SHINING LIGHTS. Even in down industries, though, some companies shone. Investors are backing No. 4-ranked Nvidia Corp. (NVDA ), which continues to churn out huge profits from its successful graphics chips for PCs and game machines. Another standout is Fairchild Semiconductor International Inc. (FCS ) of South Portland, Me. It appreciated 18%, compared with a 20% average decline for the 25 chipmakers in the IT 100. Fairchild makes specialized power chips used in computers and telecom gear. Not that it has had a banner year: Sales for the first nine months fell 18% and it lost $25.5 million, vs. a $180 million profit the year before. But compared with a 33% revenue plunge for the semiconductor business as a whole, Fairchild looks pretty good.

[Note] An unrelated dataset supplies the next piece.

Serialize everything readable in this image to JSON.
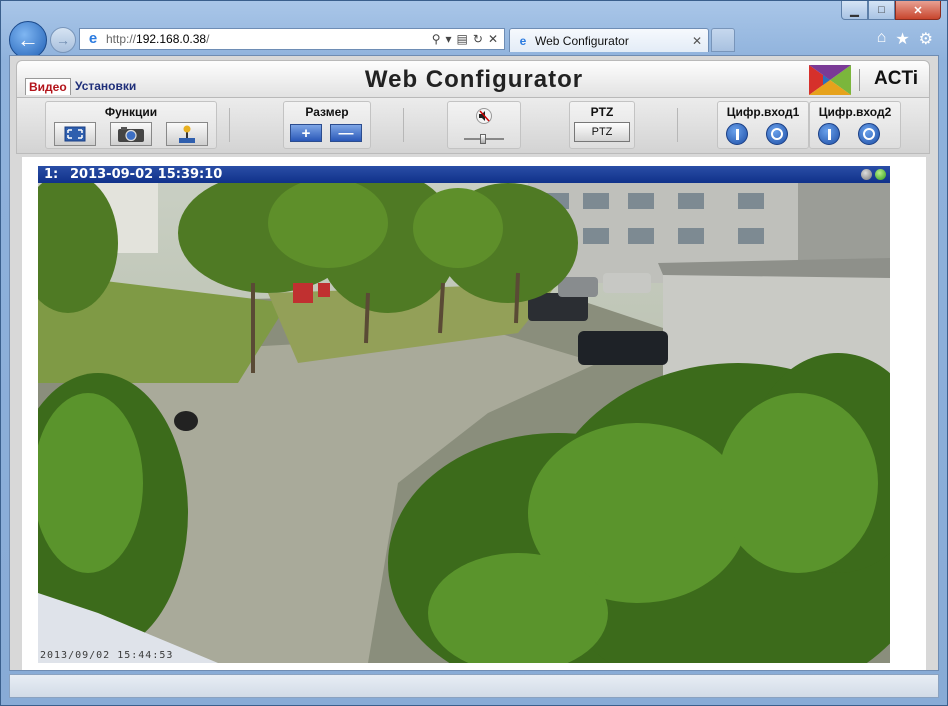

There are even points of light in the sickly computer industry. Peripherals-maker Logitech International (LOGIY ), for instance, expects sales growth of 25% this year. "The strategy is to disconnect Logitech from the growth of the PC market," says CEO Guerrino De Luca. Smart move. Even as PC sales sag, analysts figure Logitech's earnings from Web cameras and wireless mice will climb 40% this year. Another gainer is Dell Computer Corp. (DELL ) , whose share of the shrinking PC business has climbed to 14.5%, from 11.5% a year ago, according to IDC. Wall Street figures Dell's earnings will grow 17% next year, even as rivals struggle to avoid red ink.
The lesson of the Info Tech 100 update is clear. Although companies on the list have suffered, nearly two-thirds of them performed better than the Nasdaq Composite Index over the last year. That suggests they belong in such a select group. What no investor anticipates, though, are strange twists of history that can change forever the fortunes of companies--and render even the most rigorous analysis a mere roll of the dice.
By Andy Reinhardt, with Darnell Little in Chicago, Steve Rosenbush in New York, and Andrew Park in Dallas